Imagine a wetland area that is home to over 80 nesting species including herons, raptors, songbirds and ducks. Then imagine it in the middle of a Technoparc on the Island of Montreal, a few miles west of downtown and just east of the Trudeau Airport. Story here.

Saturday, 3 September 2016

Friday, 1 July 2016

Wild Creatures and Places in and Near Grasslands National Park, Saskatchewan, Canada.

by Larry Powell
Some of the wildlife and terrain we saw and photographed in and near the park. Enjoy!


















A lone member of the park's herd of prairie bison.



A shy (and rare) burrowing owl.






Ringneck pheasant





















Black-tailed prairie dogs

















"Seventy-Mile Butte"















A sweep of rare, wild prairie, preserved for posterity in the park. (All photos by PinP.)

Tuesday, 28 June 2016

Wild Critters of the Grasslands (A picture story)



The beginning of the "70-Mile Butte" trail.

by Larry Powell

Row & I are visiting a special place right now. It's Grasslands National Park in SW Saskatchewan. I can swear the animals, birds and even plants are saying "thank you" for not huntinig or spraying us, or plowing us down! Enjoy the photos. 
Yours in Nature.
Larry

Friday, 10 June 2016

Norway Becomes the First Country to Ban Deforestation

Nation of Change
A clearcut in BC. Wikimedia Commons.
The Norwegian Parliament has pledged to be deforestation-free. They are the first country in history to ban deforestation. Story here.

Sunday, 31 January 2016

Let’s Protect Ontario’s Moose, Wolves, and Coyotes!

Humane Society International Canada









PinP photo.
The Ontario Ministry of Natural Resources and Forestry (OMNRF) has introduced a proposal to relax restrictions on the killing of wolves and allow the unlimited killing of coyotes across most of Ontario in an ill-informed effort to enhance moose populations. PLEASE SIGN!

Saturday, 19 September 2015

Endangered Fish Species Missing the Safety Net

CBC Radio Quirks & Quarks - A team of Canadian Scientists has looked at Canada's system for protecting endangered marine species and discovered that almost none is receiving protection despite policies and legal requirements. Listen here.

Tuesday, 24 March 2015

Beyond Covid 19. Are we risking yet another pandemic if we continue to embrace "assembly-line" livestock production into the future?

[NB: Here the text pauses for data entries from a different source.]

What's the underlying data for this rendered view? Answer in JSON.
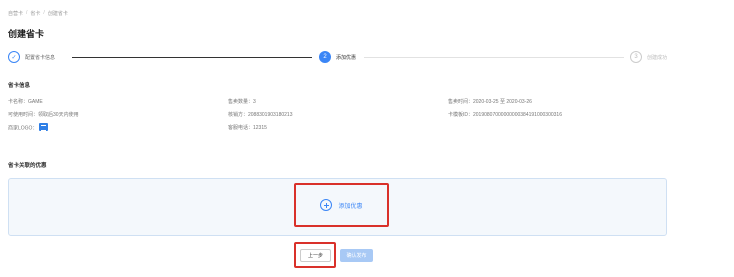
{
  "breadcrumb": [
    "自营卡",
    "省卡",
    "创建省卡"
  ],
  "page_title": "创建省卡",
  "steps": [
    {
      "index": "✓",
      "label": "配置省卡信息",
      "status": "done"
    },
    {
      "index": "2",
      "label": "添加优惠",
      "status": "active"
    },
    {
      "index": "3",
      "label": "创建成功",
      "status": "pending"
    }
  ],
  "card_info": {
    "title": "省卡信息",
    "card_name": "卡名称：GAME",
    "sale_qty": "售卖数量：3",
    "sale_time": "售卖时间：2020-03-25 至 2020-03-26",
    "valid_time": "可使用时间：领取后30天内使用",
    "merchant": "核销方：2088301903180213",
    "card_template_id": "卡模板ID：20190807000000000384191000300316",
    "logo_label": "商家LOGO：",
    "service_phone": "客服电话：12315"
  },
  "offers": {
    "title": "省卡关联的优惠",
    "add_label": "添加优惠"
  },
  "actions": {
    "prev": "上一步",
    "confirm": "确认发布"
  },
  "colors": {
    "primary": "#3b86f6",
    "highlight": "#d9312a",
    "panel": "#f4f8fc"
  }
}
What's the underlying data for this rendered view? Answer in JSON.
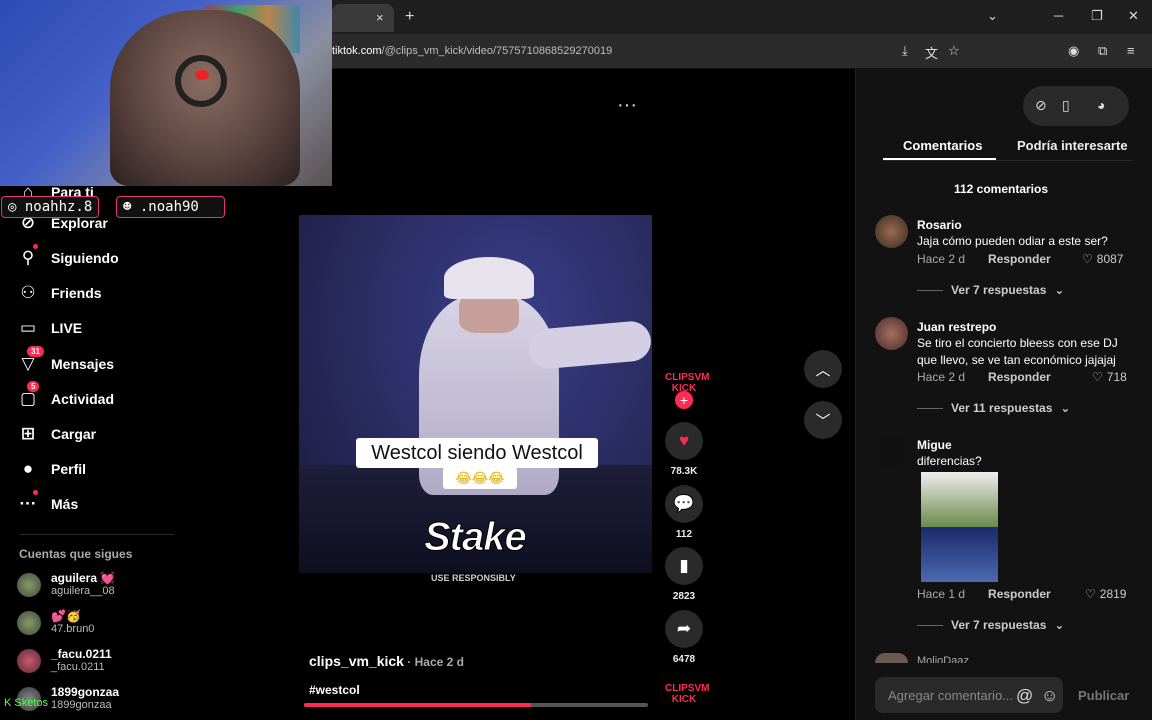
{
  "browser": {
    "tab_close": "×",
    "new_tab": "+",
    "url_host": "tiktok.com",
    "url_path": "/@clips_vm_kick/video/7575710868529270019"
  },
  "overlay": {
    "instagram": "noahhz.8",
    "kick": ".noah90",
    "kick_bottom": "Sketos"
  },
  "sidebar": {
    "items": [
      {
        "label": "Para ti"
      },
      {
        "label": "Explorar"
      },
      {
        "label": "Siguiendo"
      },
      {
        "label": "Friends"
      },
      {
        "label": "LIVE"
      },
      {
        "label": "Mensajes",
        "badge": "31"
      },
      {
        "label": "Actividad",
        "badge": "5"
      },
      {
        "label": "Cargar"
      },
      {
        "label": "Perfil"
      },
      {
        "label": "Más"
      }
    ],
    "following_title": "Cuentas que sigues",
    "following": [
      {
        "name": "aguilera 💓",
        "handle": "aguilera__08"
      },
      {
        "name": "💕🥳",
        "handle": "47.brun0"
      },
      {
        "name": "_facu.0211",
        "handle": "_facu.0211"
      },
      {
        "name": "1899gonzaa",
        "handle": "1899gonzaa"
      }
    ]
  },
  "video": {
    "caption": "Westcol siendo Westcol",
    "caption_emoji": "😂😂😂",
    "sponsor": "Stake",
    "sponsor_sub": "USE RESPONSIBLY",
    "creator": "clips_vm_kick",
    "posted": " · Hace 2 d",
    "hashtag": "#westcol",
    "progress": 0.66,
    "creator_badge": "CLIPSVM KICK",
    "more": "···"
  },
  "actions": {
    "likes": "78.3K",
    "comments": "112",
    "saves": "2823",
    "shares": "6478"
  },
  "panel": {
    "tab_comments": "Comentarios",
    "tab_interest": "Podría interesarte",
    "comment_count": "112 comentarios",
    "reply_label": "Responder",
    "comments": [
      {
        "user": "Rosario",
        "text": "Jaja cómo pueden odiar a este ser?",
        "time": "Hace 2 d",
        "likes": "8087",
        "replies": "Ver 7 respuestas"
      },
      {
        "user": "Juan restrepo",
        "text": "Se tiro el concierto bleess con ese DJ que llevo, se ve tan económico jajajaj",
        "time": "Hace 2 d",
        "likes": "718",
        "replies": "Ver 11 respuestas"
      },
      {
        "user": "Migue",
        "text": "diferencias?",
        "time": "Hace 1 d",
        "likes": "2819",
        "replies": "Ver 7 respuestas"
      }
    ],
    "next_user": "MolioDaaz",
    "input_placeholder": "Agregar comentario...",
    "publish": "Publicar"
  }
}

by Larry Powell No one would argue that Covid 19 demands our undivided attention. Surely,  defeating this "beast" has to be &...